A team of scientists, led by Ryan M. Carney at Brown University, have now taken that first Archaeopteryx fossil and analyzed the famous dinosaur-bird’s color and flight abilities.
A few years ago, some of the same scientists found a way to determine the color of feathered dinosaurs by looking at melansomes in fossils. As Carl Zimmer describes in his Discover blog:
Depending on the size, shape, and spacing of melanosomes, they can produce a range of hues. It turns out that melanosomes are incredibly rugged, sometimes enduring for millions of years.
(Science in Action covered this research here.)
Placing the fossil in a powerful type of scanning electron microscope, Carney and his colleagues measured the length and width of the Archaeopteryx’s sausage-shaped melanosomes, roughly 1 micron long and 250 nanometers wide. To determine the melanosomes’ color, the team compared the Archaeopteryx melanosomes with those found in 87 species of living birds, representing four classes: black, gray, brown, and a type found in penguins. “What we found was that the feather was predicted to be black with 95 percent certainty,” Carney says.
Next, the team sought to define the melanosomes’ structure with greater accuracy. For that, they examined the fossilized barbules—tiny, rib-like appendages that overlap and interlock like zippers to give a feather rigidity and strength. The barbules and the alignment of melanosomes within them, Carney said, are identical to those found in modern birds.
“If Archaeopteryx was flapping or gliding, the presence of melanosomes would have given the feathers additional structural support,” explains Carney. “This would have been advantageous during this early evolutionary stage of dinosaur flight… We can’t say it’s proof that Archaeopteryx was a flier.

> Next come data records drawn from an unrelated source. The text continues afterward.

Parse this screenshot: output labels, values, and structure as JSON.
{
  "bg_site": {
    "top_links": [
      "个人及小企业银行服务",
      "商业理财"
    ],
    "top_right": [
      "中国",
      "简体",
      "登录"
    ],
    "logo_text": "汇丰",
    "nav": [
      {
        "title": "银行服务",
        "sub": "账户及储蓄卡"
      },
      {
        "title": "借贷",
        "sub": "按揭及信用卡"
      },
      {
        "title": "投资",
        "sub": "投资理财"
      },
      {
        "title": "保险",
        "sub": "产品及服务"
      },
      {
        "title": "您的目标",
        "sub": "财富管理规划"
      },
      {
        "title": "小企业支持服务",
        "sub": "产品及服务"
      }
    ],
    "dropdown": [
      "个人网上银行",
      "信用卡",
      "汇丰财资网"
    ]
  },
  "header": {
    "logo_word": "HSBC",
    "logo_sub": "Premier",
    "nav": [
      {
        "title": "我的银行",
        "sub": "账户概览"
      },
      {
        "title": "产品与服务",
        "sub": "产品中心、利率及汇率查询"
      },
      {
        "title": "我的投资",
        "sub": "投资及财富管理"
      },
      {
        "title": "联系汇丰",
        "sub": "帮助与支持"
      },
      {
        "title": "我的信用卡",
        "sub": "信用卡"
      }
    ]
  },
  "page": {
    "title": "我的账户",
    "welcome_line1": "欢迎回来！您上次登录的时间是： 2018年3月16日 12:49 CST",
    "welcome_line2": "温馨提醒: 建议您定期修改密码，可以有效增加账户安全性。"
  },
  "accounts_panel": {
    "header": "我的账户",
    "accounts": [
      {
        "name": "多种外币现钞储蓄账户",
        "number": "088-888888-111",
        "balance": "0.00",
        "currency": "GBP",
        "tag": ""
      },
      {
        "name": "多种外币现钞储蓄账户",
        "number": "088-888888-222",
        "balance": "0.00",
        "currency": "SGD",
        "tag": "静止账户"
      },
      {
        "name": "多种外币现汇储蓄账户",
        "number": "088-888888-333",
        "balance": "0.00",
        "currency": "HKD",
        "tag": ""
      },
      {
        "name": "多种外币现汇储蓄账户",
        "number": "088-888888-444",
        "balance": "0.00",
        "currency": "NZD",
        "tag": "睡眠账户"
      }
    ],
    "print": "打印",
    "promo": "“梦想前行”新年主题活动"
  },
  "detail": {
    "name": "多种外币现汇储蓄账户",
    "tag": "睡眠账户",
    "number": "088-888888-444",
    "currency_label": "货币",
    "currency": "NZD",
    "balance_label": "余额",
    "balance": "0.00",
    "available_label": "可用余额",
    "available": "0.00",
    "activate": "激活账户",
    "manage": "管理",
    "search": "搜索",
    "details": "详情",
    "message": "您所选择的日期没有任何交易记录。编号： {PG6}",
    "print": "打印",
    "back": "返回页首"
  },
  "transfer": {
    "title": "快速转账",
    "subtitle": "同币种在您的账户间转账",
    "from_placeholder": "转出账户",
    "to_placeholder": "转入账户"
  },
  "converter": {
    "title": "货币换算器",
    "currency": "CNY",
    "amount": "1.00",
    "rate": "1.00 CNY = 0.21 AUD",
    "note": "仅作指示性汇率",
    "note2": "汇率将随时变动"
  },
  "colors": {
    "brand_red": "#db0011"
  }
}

But what we can say is that in modern bird feathers, these melanosomes provide additional strength and resistance to abrasion from flight, which is why wing feathers and their tips are the most likely areas to be pigmented.”
The research was published today in Nature Communication.